1801 The Battle of Alexandria was fought between British and French forces near the ruins of Nicopolis in Egypt.
1804 Code Napoléon was adopted as French civil law.
1811 Nathaniel Woodard, English educationalist, was born (d. 1891).
1844 The Bahá’í calendar began.
1844 – The original date predicted by William Miller for the return of Christ.
1857 An earthquake in Tokyo killed more than 100,000.
1863 George Owen Squier, American inventor and Major General in U.S. Signal Corp, was born (d. 1934).
1871 Otto von Bismarck was appointed Chancellor of the German Empire.
1871 – Journalist Henry Morton Stanley began his trek to find the missionary and explorer David Livingstone.
1904 Forrest Mars Sr., American candymaker, was born (d. 1999).
1913 Over 360 are killed and 20,000 homes destroyed in the Great Dayton Flood in Ohio.
1918 The first phase of the German Spring Offensive, Operation Michael, began.
1919 The Hungarian Soviet Republic was established becoming the first Communist government to be formed in Europe after the October Revolution in Russia.
1928 Charles Lindbergh was presented the Medal of Honor for his first trans-Atlantic flight.
1933 Construction of Dachau, the first Nazi Germany concentration camp, was completed.
1935 Shah Reza Pahlavi formally asked the international community to call Persia by its native name, Iran, which means ‘Land of the Aryans’.
1936 – Margaret Mahy, New Zealand author, was born.
1937 18 people in Ponce, Puerto Rico were gunned down by a police squad acting under orders of US-appointed PR Governor, Blanton C. Winship.
1943 Vivian Stanshall, English musician, artist, actor, writer, Bonzo Dog Doo Dah Band, was born.
1945 British troops liberated Mandalay, Burma.
1945 Operation Carthage – British planes bombed Gestapo headquarters in Copenhagen but also hit a school; 125 civilians were killed.
1945 Rose Stone, American musician (Sly & the Family Stone), was born.
1946 Ray Dorset, English Musician (Mungo Jerry)
1946 Timothy Dalton, British actor, was born.
1950 Roger Hodgson, English musician, former member of Supertramp, was born.
1951 Russell Thompkins Jr, American singer (The Stylistics), was born.
1960 Massacre in Sharpeville: Police opened fire on a group of unarmed black South African demonstrators, killing 69 and wounding 180.
1963 Alcatraz closed.
1964 Gigliola Cinquetti won the ninth Eurovision Song Contest for Italy singing “Non ho l’età” (“I’m not old enough”).
1965 NASA launched Ranger 9, the last in a series of unmanned lunar space probes.

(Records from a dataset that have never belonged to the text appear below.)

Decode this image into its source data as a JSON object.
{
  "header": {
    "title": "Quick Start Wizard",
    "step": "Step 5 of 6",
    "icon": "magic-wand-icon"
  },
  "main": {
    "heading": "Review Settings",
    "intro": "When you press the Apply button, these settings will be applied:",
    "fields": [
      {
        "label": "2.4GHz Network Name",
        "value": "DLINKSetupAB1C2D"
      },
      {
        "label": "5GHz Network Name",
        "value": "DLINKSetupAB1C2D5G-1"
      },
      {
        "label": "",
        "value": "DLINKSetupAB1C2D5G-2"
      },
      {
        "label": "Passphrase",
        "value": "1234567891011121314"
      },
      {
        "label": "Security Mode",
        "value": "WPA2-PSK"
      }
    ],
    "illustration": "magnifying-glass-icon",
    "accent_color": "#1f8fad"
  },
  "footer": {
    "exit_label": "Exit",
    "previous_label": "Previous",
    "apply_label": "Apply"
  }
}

1965 – Martin Luther King Jr led 3,200 people on the start of the third and finally successful civil rights march from Selma to Montgomery, Alabama.
1968 Battle of Karameh in Jordan between Israeli Defense Forces and Fatah.
1974 Rhys Darby, New Zealand Comedian, was born.
1980 US President Jimmy Carter announced a United States boycott of the 1980 Summer Olympics in Moscow to protest the Soviet Invasion of Afghanistan.
1980 – On the season finale of the soap opera Dallas, the infamous character J.R. Ewing was shot by an unseen assailant, leading to the catchphrase “Who Shot JR?”
1985 – Canadian paraplegic athlete and humanitarian Rick Hansen began his circumnavigation of the globe in a wheelchair in the name of spinal cord injury medical research.
1990 – Namibia regained its independence after 75 years of South African rule.
2003 Race Relations Day was celebrated in New Zealand for the first time.
2006 Immigrant workers constructing the Burj Khalifa in Dubai, The United Arab Emirates and a new terminal of Dubai International Airport joined together and riot, causing $1M in damage.
Sourced from NZ History Online & Wikipedia